Change is one of the only constants in life yet people are reluctant to embrace it. This is mostly because change represents a departure from the norm and results in feelings of uncertainty. Culture plays a huge role in people’s identities; however, it has some aspects that form barriers to creating change. Many communities in my country, Kenya, are culturally patriarchal. The issues of women empowerment and promotion of women’s rights are not given the prominence that they deserve. In these communities, people are not open to the idea of the emancipation of women. Empowering women to be independent and in charge of making their own decisions is frowned upon. Any value that doesn’t place women in a subordinate role is viewed as being against culture and therefore unacceptable. In such cases it becomes difficult to mobilize and work with women in the community.

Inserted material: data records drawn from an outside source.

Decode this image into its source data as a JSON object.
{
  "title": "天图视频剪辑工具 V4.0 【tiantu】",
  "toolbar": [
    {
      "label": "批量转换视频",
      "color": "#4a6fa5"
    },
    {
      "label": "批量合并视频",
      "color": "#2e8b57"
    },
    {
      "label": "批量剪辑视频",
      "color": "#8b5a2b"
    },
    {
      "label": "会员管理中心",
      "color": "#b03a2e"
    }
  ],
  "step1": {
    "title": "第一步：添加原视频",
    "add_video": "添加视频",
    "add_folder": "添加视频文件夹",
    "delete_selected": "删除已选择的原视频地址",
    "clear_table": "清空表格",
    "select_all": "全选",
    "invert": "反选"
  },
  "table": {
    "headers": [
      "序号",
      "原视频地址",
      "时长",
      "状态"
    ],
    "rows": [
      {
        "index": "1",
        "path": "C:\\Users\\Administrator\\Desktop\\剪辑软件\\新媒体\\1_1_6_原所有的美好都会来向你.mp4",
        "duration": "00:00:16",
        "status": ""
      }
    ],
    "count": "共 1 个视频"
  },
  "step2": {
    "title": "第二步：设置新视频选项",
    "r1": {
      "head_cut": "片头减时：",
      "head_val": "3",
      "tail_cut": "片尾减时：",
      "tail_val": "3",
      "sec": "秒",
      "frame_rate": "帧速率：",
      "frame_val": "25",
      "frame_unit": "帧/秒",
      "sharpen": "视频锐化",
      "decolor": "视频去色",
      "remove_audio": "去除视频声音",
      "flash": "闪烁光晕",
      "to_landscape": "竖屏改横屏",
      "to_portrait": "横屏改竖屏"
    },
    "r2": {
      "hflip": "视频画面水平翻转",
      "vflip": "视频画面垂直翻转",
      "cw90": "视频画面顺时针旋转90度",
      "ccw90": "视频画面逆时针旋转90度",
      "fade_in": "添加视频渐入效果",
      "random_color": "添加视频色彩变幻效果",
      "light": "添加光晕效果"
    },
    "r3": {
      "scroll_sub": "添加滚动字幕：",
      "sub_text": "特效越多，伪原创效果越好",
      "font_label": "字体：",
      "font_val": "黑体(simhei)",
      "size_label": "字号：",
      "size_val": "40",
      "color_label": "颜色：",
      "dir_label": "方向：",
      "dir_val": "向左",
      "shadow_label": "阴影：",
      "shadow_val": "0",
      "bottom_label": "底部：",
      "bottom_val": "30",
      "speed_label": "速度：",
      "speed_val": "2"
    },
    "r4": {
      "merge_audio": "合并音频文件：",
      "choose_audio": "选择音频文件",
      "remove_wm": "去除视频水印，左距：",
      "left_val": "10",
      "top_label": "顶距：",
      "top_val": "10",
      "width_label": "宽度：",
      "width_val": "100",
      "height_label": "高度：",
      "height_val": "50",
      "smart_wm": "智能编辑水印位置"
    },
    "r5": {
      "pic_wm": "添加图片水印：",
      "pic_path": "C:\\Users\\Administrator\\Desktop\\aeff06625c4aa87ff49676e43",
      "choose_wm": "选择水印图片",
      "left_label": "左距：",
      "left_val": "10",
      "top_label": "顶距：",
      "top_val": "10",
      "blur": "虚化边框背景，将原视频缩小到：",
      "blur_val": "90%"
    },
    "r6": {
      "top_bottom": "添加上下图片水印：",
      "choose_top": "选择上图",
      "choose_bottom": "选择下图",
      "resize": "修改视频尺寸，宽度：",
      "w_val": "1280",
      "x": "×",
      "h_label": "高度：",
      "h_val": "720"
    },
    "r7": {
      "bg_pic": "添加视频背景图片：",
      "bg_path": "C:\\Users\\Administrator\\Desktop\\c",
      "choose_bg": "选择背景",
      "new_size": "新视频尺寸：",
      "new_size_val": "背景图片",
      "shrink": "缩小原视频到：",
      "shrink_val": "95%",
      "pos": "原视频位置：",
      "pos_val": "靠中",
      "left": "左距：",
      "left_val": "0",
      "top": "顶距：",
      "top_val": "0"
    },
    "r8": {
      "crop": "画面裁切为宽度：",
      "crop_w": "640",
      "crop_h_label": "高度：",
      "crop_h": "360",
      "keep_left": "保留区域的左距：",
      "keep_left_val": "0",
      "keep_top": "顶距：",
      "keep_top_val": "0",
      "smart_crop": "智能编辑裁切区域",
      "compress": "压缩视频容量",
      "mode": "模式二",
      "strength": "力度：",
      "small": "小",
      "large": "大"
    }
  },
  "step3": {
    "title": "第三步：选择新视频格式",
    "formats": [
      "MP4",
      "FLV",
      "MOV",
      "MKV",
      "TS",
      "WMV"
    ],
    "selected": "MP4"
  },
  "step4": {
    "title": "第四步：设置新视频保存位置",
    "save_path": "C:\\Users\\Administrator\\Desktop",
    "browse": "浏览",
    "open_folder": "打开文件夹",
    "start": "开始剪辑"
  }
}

Poverty is another key barrier to creating change. Women are the ones who bear the brunt of poverty the most. They are charged with providing for their families and ensuring that the finances in the home, however little they may be, are sufficient to meet all the needs of the household. As a result even when skill building and vocational workshops are offered to them, they are unable to afford the transport costs of getting to the workshops. Sometimes they just do not have the time to attend as they are busy looking for odd jobs or finding means to ensure their families have basic necessities.
In order to overcome these challenges, grassroots women empowerment organizations should be based within communities and ensure that they target the specific needs of that particular community. The help of respected female members in these communities should be enlisted and they should be included as part of the dialogue of enacting positive change. I think that people are more receptive to ideas when they come from someone they know, respect and trust rather than a complete stranger. Eliminating poverty is a process. In order to empower women who face this challenge, workshops and trainings should be carried out within walking distance of the community. In cases where this is not possible, women should be provided with transport and food for themselves and their families on the days that they attend training.
PulseWire has provided me with the opportunity to connect with like-minded individuals. From them, I can learn how they are working to overcome challenges faced by their communities and use some of their ideas in overcoming challenges in my community. Through Resource Exchange, I can network and find people who can help or refer me to people who can help in working towards the elimination of barriers to creating change. PulseWire has a wide audience base and by being part of this community and raising awareness on challenges faced my community, I will be able to engage people who have resources that they can invest in assisting in not only overcoming challenges but also in empowering women.